— Input data —
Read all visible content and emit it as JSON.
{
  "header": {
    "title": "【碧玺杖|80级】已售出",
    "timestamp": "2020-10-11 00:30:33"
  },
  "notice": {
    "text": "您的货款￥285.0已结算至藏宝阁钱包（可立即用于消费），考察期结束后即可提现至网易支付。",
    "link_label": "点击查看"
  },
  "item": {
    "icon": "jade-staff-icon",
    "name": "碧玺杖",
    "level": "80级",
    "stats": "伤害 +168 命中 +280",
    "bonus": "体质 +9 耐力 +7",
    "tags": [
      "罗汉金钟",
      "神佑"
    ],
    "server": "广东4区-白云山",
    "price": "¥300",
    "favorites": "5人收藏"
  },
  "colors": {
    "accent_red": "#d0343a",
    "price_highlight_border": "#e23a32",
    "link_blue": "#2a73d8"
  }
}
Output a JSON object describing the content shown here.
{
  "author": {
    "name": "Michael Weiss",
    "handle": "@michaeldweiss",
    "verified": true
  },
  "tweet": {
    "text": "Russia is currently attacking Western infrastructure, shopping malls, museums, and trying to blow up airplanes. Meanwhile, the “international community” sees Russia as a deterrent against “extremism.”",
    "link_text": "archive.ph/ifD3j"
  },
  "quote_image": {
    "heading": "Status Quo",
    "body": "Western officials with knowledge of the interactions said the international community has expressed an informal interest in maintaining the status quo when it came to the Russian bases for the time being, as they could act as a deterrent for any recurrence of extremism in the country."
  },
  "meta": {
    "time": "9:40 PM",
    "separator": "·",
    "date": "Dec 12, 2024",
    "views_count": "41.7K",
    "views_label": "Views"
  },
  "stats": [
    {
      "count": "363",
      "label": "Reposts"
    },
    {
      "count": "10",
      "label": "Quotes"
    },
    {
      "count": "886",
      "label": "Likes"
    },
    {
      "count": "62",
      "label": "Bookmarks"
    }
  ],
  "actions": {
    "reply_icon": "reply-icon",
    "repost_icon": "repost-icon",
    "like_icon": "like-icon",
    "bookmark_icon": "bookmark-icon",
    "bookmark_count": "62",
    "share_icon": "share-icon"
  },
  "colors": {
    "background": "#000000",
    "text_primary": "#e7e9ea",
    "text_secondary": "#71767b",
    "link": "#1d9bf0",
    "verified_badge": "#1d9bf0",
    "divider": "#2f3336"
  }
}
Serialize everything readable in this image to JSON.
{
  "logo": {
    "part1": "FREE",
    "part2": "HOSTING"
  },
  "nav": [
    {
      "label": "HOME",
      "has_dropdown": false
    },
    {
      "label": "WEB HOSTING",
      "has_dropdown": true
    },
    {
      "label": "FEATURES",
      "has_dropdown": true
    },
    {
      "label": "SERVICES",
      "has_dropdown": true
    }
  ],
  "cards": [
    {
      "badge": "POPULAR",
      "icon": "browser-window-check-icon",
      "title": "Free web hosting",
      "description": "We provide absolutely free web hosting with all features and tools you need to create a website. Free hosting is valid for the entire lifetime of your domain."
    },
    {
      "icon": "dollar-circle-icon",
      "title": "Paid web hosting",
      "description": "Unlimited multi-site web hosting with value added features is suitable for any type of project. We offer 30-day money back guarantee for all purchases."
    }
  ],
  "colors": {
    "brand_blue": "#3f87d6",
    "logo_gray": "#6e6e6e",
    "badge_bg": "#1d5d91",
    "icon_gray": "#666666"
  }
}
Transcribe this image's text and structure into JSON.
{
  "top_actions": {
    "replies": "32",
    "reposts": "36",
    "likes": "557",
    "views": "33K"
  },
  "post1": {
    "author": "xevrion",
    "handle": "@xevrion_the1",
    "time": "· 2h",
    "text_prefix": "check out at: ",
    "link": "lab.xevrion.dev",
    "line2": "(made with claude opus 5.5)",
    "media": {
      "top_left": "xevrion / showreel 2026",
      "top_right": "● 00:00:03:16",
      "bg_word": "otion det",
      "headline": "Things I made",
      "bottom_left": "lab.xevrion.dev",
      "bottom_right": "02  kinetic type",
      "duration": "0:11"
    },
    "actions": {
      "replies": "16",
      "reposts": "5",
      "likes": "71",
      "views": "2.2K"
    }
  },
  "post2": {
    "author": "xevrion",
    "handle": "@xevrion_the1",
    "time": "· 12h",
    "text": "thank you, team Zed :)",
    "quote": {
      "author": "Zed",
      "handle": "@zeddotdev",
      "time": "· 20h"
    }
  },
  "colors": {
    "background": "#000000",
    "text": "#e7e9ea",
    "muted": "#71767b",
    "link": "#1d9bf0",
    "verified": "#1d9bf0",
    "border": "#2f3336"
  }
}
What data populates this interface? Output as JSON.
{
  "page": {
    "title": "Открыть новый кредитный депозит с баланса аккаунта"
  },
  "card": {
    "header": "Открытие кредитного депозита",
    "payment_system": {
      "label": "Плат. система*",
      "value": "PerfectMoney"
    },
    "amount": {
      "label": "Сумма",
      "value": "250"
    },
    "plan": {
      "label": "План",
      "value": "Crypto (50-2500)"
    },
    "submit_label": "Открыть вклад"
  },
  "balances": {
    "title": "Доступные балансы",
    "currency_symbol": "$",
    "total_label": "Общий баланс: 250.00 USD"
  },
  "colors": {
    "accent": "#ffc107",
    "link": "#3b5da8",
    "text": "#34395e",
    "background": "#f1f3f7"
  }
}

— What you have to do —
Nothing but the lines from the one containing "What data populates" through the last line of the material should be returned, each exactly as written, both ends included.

— Output of the task —
What data populates this interface? Output as JSON.
{
  "page": {
    "title": "Открыть новый кредитный депозит с баланса аккаунта"
  },
  "card": {
    "header": "Открытие кредитного депозита",
    "payment_system": {
      "label": "Плат. система*",
      "value": "PerfectMoney"
    },
    "amount": {
      "label": "Сумма",
      "value": "250"
    },
    "plan": {
      "label": "План",
      "value": "Crypto (50-2500)"
    },
    "submit_label": "Открыть вклад"
  },
  "balances": {
    "title": "Доступные балансы",
    "currency_symbol": "$",
    "total_label": "Общий баланс: 250.00 USD"
  },
  "colors": {
    "accent": "#ffc107",
    "link": "#3b5da8",
    "text": "#34395e",
    "background": "#f1f3f7"
  }
}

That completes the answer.